The Payload Assist Module (PAM) is a modular upper stage designed and built by McDonnell Douglas (now Boeing), using Thiokol Star-series solid propellant rocket motors. The PAM was used with the Space Shuttle, Delta, and Titan launchers and carried satellites from low Earth orbit to a geostationary transfer orbit or an interplanetary course. The payload was spin stabilized by being mounted on a rotating plate. Originally developed for the Space Shuttle, different versions of the PAM were developed:
The PAM-D module, used as the third stage of the Delta II rocket, was the last version in use. As of 2018, no PAM is in active use on any rockets.
On January 12, 2001, a PAM-D module re-entered the atmosphere after a "catastrophic orbital decay". The PAM-D stage, which had been used to launch the GPS satellite 2A-11 in 1993, crashed in the sparsely populated Saudi Arabian desert, where it was positively identified.
PAM-D stage in assembly
SBS-3 satellite with PAM-D stage being launched from Space Shuttle Columbia

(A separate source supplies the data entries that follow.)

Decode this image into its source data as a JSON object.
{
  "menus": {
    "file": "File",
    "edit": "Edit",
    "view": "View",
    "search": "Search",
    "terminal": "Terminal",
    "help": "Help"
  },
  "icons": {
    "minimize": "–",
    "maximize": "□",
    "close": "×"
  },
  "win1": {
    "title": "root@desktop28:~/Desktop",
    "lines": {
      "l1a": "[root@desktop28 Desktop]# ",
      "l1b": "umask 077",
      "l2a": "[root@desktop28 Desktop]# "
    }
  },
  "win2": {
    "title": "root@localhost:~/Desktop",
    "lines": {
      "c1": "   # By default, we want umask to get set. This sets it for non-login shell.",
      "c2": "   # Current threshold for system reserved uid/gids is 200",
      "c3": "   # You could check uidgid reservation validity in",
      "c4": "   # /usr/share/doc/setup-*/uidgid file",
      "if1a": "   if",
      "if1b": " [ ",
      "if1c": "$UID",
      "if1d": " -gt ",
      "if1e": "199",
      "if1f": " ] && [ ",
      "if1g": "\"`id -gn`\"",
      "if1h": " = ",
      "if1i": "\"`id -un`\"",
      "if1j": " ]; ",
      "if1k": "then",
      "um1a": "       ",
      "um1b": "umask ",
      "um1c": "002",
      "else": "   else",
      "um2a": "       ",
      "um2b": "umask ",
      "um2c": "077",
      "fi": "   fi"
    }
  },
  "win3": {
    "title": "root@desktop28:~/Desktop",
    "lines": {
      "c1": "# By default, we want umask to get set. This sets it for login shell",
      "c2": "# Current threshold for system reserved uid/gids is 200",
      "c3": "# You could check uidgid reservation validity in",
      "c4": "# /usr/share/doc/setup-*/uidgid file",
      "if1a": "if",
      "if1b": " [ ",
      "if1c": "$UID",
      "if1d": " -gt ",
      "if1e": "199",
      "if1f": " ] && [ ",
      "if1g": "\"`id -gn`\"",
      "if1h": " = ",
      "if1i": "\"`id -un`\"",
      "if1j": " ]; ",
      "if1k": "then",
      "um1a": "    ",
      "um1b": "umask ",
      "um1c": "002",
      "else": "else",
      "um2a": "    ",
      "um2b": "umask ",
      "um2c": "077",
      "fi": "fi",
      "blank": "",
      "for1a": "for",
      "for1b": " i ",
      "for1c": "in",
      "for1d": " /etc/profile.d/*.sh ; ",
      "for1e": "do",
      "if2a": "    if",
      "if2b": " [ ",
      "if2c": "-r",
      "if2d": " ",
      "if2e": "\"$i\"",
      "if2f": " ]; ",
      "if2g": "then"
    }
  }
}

Saudi officials inspect a PAM-D module that re-entered the atmosphere in 2001